“But why are they so white, then?” Jake persisted, unwilling to relegate the Appalachies to mere boring mortals.

Warren considered this. “Well, nobody really knows that. Maybe there just were so few of them they just inbred too much and it made them weak and sickly. Or maybe something else. A lot of strange things came out of those times that we can’t really explain. Take the cats.”

“If I was stuck up in the mountains skulking around living on cat meat,” Jake said, “I’d beat my way to the nearest village and find a nice local girl to settle down with.”

“Ha,” Pete said. “You’d get yourself shot. If some wild Appalachie came down out of the woods and courted my daughter, he’d settle down alright. Permanent, like.”

They laughed.

“Pete’s right, though,” Warren said. “Culture is a strong thing. Who would accept them in now? They’re outcasts.” He sounded almost sympathetic, a sentiment Charles never remembered hearing in a conversation about Appalachies.

Charles wondered again about Warren and where he had come from. He talked differently. He knew a lot about a lot of different subjects, and spoke with authority. If someone challenged him, he’d start citing books most of them had never heard of, at which point his challenger would concede the field, but go on disbelieving him.

Charles remembered hearing many stories about the Appalachies around the fireplace in Easton, stories often not much more sophisticated than these homespun rural tales Charlie and Pete were bringing up. In some stories, Appalachies were true humans, just with uncanny woodcraft and an insatiable hatred of civilized people. In others, they rose to the level of mythical beings, elf-like forest people with ghostly white skin who could travel without a sound and who painted their faces to blend perfectly into the brush. Sometimes they had magical powers of invisibility or seduction. Sometimes they were the only really good people left in the world, a simpler and nobler people. Some people considered it bad luck to talk about them at all.

Parents warned their children to behave or the Appalachies would get them, a threat that children in Easton began to doubt once they became more fully aware of the flat mountainless terrain around Easton. Maybe the threats worked better in Scranton, Charles thought. For his part, he’d been terrified of them when he’d been small, afraid of even being out on the street when shadows started to get deeper.
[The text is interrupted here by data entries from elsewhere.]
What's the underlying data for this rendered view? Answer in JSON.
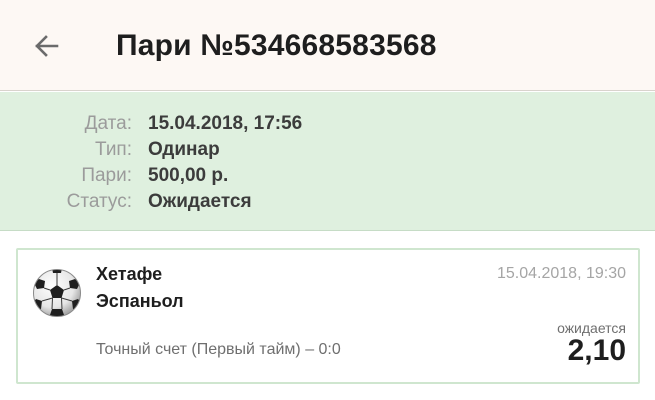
{
  "header": {
    "back_icon": "arrow-left-icon",
    "title": "Пари №534668583568"
  },
  "summary": {
    "rows": [
      {
        "label": "Дата:",
        "value": "15.04.2018, 17:56"
      },
      {
        "label": "Тип:",
        "value": "Одинар"
      },
      {
        "label": "Пари:",
        "value": "500,00 р."
      },
      {
        "label": "Статус:",
        "value": "Ожидается"
      }
    ]
  },
  "event": {
    "sport_icon": "soccer-ball-icon",
    "team1": "Хетафе",
    "team2": "Эспаньол",
    "date": "15.04.2018, 19:30",
    "market": "Точный счет (Первый тайм) – 0:0",
    "status": "ожидается",
    "odds": "2,10"
  },
  "colors": {
    "header_bg": "#fdf8f4",
    "summary_bg": "#dff0df",
    "card_border": "#cfe6cf",
    "label": "#9b9b9b",
    "value": "#3c3c3c"
  }
}
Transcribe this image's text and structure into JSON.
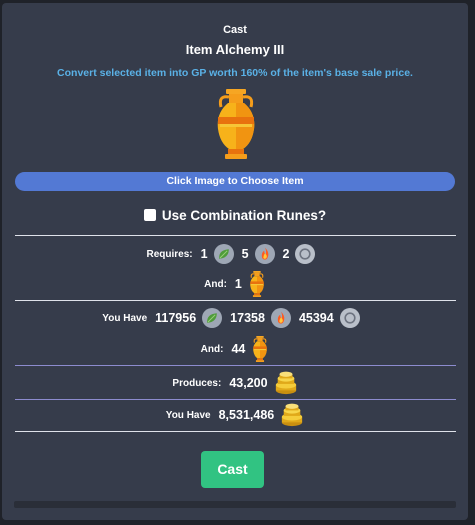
{
  "spell": {
    "cast_label": "Cast",
    "name": "Item Alchemy III",
    "description": "Convert selected item into GP worth 160% of the item's base sale price."
  },
  "item_icon": "amphora-icon",
  "choose_button": "Click Image to Choose Item",
  "combination_runes": {
    "label": "Use Combination Runes?",
    "checked": false
  },
  "requires": {
    "label": "Requires:",
    "runes": [
      {
        "count": "1",
        "icon": "nature-rune-icon"
      },
      {
        "count": "5",
        "icon": "fire-rune-icon"
      },
      {
        "count": "2",
        "icon": "blank-rune-icon"
      }
    ],
    "and_label": "And:",
    "item_count": "1"
  },
  "you_have": {
    "label": "You Have",
    "runes": [
      {
        "count": "117956",
        "icon": "nature-rune-icon"
      },
      {
        "count": "17358",
        "icon": "fire-rune-icon"
      },
      {
        "count": "45394",
        "icon": "blank-rune-icon"
      }
    ],
    "and_label": "And:",
    "item_count": "44"
  },
  "produces": {
    "label": "Produces:",
    "value": "43,200",
    "icon": "gold-coins-icon"
  },
  "gp_have": {
    "label": "You Have",
    "value": "8,531,486",
    "icon": "gold-coins-icon"
  },
  "cast_button": "Cast",
  "colors": {
    "panel": "#363c4b",
    "accent_blue": "#5379d4",
    "description": "#5ab1e6",
    "cast_green": "#31c382"
  }
}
Whatever their nature and origin, the Appalachies probably made the smuggling route more safe than otherwise. There were so many tales about travelers and capable hunters who went out too far into the wilderness and disappeared. Many of the stories detailed the unpleasant events in the lives of the incautious adventurers just before those lives came to an end, although sources were hazy. People heard from someone who knew someone who found the body or who saw it all but escaped.

As Charles sat now in the gathering twilight, watching the full moon moving upward through the tree branches, he wondered what the Appalachies were really like. His time in the wilderness had taught him little about them. He had seen their handiwork in person: the arrow-riddled corpse of poor old Jumpy, after he had lagged behind the group one day, and the bodies of the small group of smugglers who, about six years ago, went downhill for a water refill and never came back. That’s when the water job had been delegated to the slaves.

He had never actually seen an Appalachie up close, only glimpses of forms running through the woods at a distance, or flickering shadows that he couldn’t be sure weren’t actually shadows.

That was about to change.